# Harmonic oscillation, spring not attached to center of mass

1. Oct 21, 2007

### Antti

A bar is guided so that one end moves on a vertical line and the other on a horizontal line. A spring is attached to the upper end according to the figure. Any friction is neglected.

http://web.comhem.se/~u48800174/springbar.jpg [Broken]

I want to find out how x varies in time. If the center of mass would have been at x and k is the spring coefficient and m the mass, then

$$x = A sin (\sqrt{k/m}t + \phi_{0})$$

But now the center of mass is at the center of the rod (with length d) instead. More specifically:

$$\overline{CM} = (x/2, -\sqrt{d^2 - x^2}/2$$

How does this affect the equation of motion? Is it perhaps still the same? My intuition tells me something would change when the spring isn't attached at the COM but i don't know what and why. Thankful for help!

Last edited by a moderator: May 3, 2017
2. Oct 21, 2007

### Meir Achuz

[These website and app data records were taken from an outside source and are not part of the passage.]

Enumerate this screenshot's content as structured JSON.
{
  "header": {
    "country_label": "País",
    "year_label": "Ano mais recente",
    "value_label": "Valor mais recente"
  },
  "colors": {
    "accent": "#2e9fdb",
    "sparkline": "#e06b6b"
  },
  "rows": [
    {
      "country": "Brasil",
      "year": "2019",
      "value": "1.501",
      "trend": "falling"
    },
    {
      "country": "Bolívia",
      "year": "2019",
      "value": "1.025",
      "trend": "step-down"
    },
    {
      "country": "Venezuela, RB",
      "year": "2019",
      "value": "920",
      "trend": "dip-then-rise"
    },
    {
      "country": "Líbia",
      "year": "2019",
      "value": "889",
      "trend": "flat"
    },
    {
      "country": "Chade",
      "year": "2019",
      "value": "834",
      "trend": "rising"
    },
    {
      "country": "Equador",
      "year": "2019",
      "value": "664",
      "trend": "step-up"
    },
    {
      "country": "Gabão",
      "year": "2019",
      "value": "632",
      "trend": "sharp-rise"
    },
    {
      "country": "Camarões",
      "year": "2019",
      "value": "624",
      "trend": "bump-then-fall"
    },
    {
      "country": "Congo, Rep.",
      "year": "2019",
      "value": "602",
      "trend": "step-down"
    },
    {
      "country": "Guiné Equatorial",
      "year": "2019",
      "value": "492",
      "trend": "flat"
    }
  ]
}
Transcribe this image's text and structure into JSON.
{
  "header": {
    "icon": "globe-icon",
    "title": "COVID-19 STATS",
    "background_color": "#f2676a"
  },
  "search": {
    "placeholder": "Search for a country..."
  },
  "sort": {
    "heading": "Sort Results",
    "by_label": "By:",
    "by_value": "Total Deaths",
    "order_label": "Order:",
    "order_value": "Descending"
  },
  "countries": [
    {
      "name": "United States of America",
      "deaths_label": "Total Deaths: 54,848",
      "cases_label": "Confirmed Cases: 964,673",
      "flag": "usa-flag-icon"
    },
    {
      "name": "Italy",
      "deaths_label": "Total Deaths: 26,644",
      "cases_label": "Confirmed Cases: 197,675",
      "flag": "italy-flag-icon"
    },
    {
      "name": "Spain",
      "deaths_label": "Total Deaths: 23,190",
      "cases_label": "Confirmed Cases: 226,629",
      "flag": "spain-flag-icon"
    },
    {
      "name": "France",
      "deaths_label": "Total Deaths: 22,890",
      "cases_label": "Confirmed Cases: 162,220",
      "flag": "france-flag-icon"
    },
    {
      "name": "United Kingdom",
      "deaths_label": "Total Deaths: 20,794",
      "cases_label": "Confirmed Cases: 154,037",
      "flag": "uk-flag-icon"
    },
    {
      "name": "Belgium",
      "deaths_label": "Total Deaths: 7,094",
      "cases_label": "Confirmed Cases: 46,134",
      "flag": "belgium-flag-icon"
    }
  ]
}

This problem is easiest with Lagrange's equations.
If you don't know them, write a good free body diagram.